• **INPUT DATA**
::::::::::
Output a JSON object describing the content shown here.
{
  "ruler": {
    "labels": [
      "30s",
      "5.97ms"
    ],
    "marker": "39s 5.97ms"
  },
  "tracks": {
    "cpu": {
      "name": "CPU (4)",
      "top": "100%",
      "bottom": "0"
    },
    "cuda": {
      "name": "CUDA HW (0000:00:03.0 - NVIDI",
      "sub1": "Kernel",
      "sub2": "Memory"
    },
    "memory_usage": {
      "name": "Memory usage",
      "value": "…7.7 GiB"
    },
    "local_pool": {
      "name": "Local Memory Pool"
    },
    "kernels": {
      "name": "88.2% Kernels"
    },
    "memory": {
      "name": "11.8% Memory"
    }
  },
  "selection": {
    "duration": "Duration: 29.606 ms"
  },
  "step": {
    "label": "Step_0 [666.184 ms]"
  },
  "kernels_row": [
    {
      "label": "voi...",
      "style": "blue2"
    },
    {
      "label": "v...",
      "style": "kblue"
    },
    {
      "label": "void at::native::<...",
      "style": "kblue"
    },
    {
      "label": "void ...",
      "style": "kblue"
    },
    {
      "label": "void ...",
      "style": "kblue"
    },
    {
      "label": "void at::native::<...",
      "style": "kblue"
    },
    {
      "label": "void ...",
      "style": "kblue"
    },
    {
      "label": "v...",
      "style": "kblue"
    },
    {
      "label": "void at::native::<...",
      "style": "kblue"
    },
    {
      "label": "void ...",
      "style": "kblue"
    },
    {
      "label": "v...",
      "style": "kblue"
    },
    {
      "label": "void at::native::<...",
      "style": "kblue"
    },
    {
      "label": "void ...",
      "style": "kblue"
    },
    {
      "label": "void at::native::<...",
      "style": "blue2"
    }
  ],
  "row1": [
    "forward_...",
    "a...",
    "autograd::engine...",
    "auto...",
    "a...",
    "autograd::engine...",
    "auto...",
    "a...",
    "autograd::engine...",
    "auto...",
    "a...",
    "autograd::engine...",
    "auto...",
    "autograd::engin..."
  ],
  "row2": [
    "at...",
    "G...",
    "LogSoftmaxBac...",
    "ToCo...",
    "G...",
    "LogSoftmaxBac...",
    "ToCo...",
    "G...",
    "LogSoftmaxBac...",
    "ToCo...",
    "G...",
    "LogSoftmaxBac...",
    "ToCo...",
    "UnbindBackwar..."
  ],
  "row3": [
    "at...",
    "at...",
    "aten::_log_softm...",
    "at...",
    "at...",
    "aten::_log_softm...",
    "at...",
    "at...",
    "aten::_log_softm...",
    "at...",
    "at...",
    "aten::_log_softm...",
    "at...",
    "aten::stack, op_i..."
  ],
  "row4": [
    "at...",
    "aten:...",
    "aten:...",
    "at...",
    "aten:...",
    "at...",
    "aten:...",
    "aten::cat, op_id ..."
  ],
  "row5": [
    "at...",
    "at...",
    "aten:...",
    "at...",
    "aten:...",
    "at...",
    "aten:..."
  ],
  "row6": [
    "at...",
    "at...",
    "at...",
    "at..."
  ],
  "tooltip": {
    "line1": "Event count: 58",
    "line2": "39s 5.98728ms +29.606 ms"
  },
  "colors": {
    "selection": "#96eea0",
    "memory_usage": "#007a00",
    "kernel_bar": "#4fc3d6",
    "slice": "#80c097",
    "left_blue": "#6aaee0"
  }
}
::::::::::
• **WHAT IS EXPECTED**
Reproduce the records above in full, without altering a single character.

• **RESPONSE TO THIS TASK**
Output a JSON object describing the content shown here.
{
  "ruler": {
    "labels": [
      "30s",
      "5.97ms"
    ],
    "marker": "39s 5.97ms"
  },
  "tracks": {
    "cpu": {
      "name": "CPU (4)",
      "top": "100%",
      "bottom": "0"
    },
    "cuda": {
      "name": "CUDA HW (0000:00:03.0 - NVIDI",
      "sub1": "Kernel",
      "sub2": "Memory"
    },
    "memory_usage": {
      "name": "Memory usage",
      "value": "…7.7 GiB"
    },
    "local_pool": {
      "name": "Local Memory Pool"
    },
    "kernels": {
      "name": "88.2% Kernels"
    },
    "memory": {
      "name": "11.8% Memory"
    }
  },
  "selection": {
    "duration": "Duration: 29.606 ms"
  },
  "step": {
    "label": "Step_0 [666.184 ms]"
  },
  "kernels_row": [
    {
      "label": "voi...",
      "style": "blue2"
    },
    {
      "label": "v...",
      "style": "kblue"
    },
    {
      "label": "void at::native::<...",
      "style": "kblue"
    },
    {
      "label": "void ...",
      "style": "kblue"
    },
    {
      "label": "void ...",
      "style": "kblue"
    },
    {
      "label": "void at::native::<...",
      "style": "kblue"
    },
    {
      "label": "void ...",
      "style": "kblue"
    },
    {
      "label": "v...",
      "style": "kblue"
    },
    {
      "label": "void at::native::<...",
      "style": "kblue"
    },
    {
      "label": "void ...",
      "style": "kblue"
    },
    {
      "label": "v...",
      "style": "kblue"
    },
    {
      "label": "void at::native::<...",
      "style": "kblue"
    },
    {
      "label": "void ...",
      "style": "kblue"
    },
    {
      "label": "void at::native::<...",
      "style": "blue2"
    }
  ],
  "row1": [
    "forward_...",
    "a...",
    "autograd::engine...",
    "auto...",
    "a...",
    "autograd::engine...",
    "auto...",
    "a...",
    "autograd::engine...",
    "auto...",
    "a...",
    "autograd::engine...",
    "auto...",
    "autograd::engin..."
  ],
  "row2": [
    "at...",
    "G...",
    "LogSoftmaxBac...",
    "ToCo...",
    "G...",
    "LogSoftmaxBac...",
    "ToCo...",
    "G...",
    "LogSoftmaxBac...",
    "ToCo...",
    "G...",
    "LogSoftmaxBac...",
    "ToCo...",
    "UnbindBackwar..."
  ],
  "row3": [
    "at...",
    "at...",
    "aten::_log_softm...",
    "at...",
    "at...",
    "aten::_log_softm...",
    "at...",
    "at...",
    "aten::_log_softm...",
    "at...",
    "at...",
    "aten::_log_softm...",
    "at...",
    "aten::stack, op_i..."
  ],
  "row4": [
    "at...",
    "aten:...",
    "aten:...",
    "at...",
    "aten:...",
    "at...",
    "aten:...",
    "aten::cat, op_id ..."
  ],
  "row5": [
    "at...",
    "at...",
    "aten:...",
    "at...",
    "aten:...",
    "at...",
    "aten:..."
  ],
  "row6": [
    "at...",
    "at...",
    "at...",
    "at..."
  ],
  "tooltip": {
    "line1": "Event count: 58",
    "line2": "39s 5.98728ms +29.606 ms"
  },
  "colors": {
    "selection": "#96eea0",
    "memory_usage": "#007a00",
    "kernel_bar": "#4fc3d6",
    "slice": "#80c097",
    "left_blue": "#6aaee0"
  }
}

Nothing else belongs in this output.